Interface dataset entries
-- Opening Marker --

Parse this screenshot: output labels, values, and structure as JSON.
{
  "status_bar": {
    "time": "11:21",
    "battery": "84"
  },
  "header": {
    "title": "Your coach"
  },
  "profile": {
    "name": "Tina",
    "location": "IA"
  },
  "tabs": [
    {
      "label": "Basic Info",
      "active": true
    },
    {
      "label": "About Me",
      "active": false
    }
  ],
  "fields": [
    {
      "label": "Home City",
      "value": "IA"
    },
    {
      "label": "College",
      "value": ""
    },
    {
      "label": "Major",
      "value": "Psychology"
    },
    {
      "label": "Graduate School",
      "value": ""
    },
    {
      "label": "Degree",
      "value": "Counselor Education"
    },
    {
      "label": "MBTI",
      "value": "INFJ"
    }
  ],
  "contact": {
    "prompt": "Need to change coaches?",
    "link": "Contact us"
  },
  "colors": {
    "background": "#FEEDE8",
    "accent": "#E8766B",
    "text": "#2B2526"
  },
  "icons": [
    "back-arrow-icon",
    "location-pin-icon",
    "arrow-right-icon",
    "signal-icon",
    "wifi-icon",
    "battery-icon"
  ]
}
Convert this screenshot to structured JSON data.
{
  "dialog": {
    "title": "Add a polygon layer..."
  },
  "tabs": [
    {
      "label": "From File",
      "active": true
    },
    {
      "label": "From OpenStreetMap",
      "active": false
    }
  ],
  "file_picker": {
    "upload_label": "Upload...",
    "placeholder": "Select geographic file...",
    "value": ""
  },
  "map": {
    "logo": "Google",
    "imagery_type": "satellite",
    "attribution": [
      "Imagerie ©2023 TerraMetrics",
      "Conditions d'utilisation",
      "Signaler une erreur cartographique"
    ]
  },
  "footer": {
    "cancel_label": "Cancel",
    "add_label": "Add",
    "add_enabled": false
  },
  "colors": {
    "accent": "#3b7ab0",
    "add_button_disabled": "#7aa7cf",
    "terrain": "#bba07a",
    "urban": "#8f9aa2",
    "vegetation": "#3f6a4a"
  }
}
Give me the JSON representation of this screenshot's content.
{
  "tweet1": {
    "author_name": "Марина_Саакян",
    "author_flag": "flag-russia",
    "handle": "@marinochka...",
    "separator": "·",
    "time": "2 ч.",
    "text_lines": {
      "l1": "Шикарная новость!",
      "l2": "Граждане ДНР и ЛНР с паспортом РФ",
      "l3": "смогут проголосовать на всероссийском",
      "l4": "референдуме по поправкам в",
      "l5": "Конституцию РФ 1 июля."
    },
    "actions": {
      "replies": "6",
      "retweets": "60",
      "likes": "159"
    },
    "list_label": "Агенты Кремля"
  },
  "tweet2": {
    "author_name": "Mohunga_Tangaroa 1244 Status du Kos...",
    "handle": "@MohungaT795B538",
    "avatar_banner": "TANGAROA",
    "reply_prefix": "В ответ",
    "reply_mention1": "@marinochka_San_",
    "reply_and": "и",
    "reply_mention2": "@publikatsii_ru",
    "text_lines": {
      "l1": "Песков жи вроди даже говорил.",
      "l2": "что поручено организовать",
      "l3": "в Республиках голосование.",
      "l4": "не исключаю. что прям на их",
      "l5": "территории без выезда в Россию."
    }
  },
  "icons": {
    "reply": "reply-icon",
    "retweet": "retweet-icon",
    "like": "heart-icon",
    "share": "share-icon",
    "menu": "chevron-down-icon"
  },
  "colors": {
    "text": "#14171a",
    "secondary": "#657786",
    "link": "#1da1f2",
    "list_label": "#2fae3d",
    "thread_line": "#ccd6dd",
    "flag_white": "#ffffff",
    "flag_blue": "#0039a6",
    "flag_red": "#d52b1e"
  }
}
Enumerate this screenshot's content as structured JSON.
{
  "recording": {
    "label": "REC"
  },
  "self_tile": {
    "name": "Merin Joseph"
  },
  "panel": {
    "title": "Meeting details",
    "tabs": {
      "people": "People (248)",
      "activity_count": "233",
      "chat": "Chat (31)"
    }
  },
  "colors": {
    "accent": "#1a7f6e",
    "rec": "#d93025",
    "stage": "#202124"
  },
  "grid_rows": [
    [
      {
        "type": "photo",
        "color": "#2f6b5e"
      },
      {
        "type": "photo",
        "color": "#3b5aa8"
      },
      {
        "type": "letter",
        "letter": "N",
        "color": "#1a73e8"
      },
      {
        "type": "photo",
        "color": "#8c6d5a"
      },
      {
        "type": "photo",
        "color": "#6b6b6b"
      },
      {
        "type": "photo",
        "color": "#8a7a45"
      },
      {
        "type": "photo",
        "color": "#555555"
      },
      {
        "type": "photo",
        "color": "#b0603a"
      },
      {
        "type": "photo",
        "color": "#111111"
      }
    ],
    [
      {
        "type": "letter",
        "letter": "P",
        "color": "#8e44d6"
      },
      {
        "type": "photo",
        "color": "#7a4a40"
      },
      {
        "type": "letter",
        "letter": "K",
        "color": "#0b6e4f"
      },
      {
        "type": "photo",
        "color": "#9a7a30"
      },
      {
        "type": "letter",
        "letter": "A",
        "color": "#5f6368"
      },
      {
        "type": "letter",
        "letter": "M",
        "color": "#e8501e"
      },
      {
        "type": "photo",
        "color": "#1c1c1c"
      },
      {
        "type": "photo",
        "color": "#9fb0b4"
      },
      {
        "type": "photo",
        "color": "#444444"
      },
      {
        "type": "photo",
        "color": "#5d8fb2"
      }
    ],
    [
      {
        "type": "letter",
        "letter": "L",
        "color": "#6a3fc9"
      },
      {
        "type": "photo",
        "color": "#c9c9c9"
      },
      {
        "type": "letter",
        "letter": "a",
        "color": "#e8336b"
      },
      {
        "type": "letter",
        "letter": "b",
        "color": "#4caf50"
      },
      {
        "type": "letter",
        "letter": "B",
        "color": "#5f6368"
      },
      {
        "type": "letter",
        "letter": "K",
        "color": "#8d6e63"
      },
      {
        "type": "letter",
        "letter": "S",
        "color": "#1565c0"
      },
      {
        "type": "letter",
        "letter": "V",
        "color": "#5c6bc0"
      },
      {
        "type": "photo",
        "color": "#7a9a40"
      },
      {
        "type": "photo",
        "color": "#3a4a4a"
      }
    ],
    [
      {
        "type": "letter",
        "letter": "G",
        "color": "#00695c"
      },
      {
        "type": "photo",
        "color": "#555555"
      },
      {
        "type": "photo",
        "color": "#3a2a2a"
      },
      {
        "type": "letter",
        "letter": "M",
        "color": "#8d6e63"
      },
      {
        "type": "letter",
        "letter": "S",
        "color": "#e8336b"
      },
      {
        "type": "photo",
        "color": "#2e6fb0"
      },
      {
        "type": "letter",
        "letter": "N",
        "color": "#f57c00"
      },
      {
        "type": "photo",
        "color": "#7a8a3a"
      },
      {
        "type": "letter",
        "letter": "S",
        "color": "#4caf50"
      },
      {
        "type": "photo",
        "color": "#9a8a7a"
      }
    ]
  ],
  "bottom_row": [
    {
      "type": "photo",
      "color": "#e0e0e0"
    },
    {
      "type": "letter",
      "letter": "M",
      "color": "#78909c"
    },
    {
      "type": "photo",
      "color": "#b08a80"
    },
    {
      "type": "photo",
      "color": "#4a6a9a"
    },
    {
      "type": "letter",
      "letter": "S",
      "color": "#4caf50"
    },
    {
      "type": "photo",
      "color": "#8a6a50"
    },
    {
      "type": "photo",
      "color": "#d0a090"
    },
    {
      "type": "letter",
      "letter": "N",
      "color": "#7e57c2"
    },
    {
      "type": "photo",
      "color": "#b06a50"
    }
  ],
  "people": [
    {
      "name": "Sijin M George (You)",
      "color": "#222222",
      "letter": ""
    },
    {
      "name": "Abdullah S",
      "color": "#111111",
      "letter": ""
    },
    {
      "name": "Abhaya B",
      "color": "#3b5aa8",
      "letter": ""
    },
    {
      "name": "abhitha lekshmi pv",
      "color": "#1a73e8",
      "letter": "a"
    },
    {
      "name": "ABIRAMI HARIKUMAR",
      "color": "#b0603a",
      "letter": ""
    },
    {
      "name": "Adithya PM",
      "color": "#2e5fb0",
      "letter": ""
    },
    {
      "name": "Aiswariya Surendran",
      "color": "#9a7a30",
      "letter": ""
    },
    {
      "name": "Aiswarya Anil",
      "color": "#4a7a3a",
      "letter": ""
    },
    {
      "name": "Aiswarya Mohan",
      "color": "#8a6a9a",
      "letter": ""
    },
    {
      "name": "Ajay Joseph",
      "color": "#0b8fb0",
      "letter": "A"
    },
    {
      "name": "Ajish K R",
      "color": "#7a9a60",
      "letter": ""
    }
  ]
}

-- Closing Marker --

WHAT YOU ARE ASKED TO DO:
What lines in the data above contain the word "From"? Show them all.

EXPECTED OUTPUT:
      "label": "From File",
      "label": "From OpenStreetMap",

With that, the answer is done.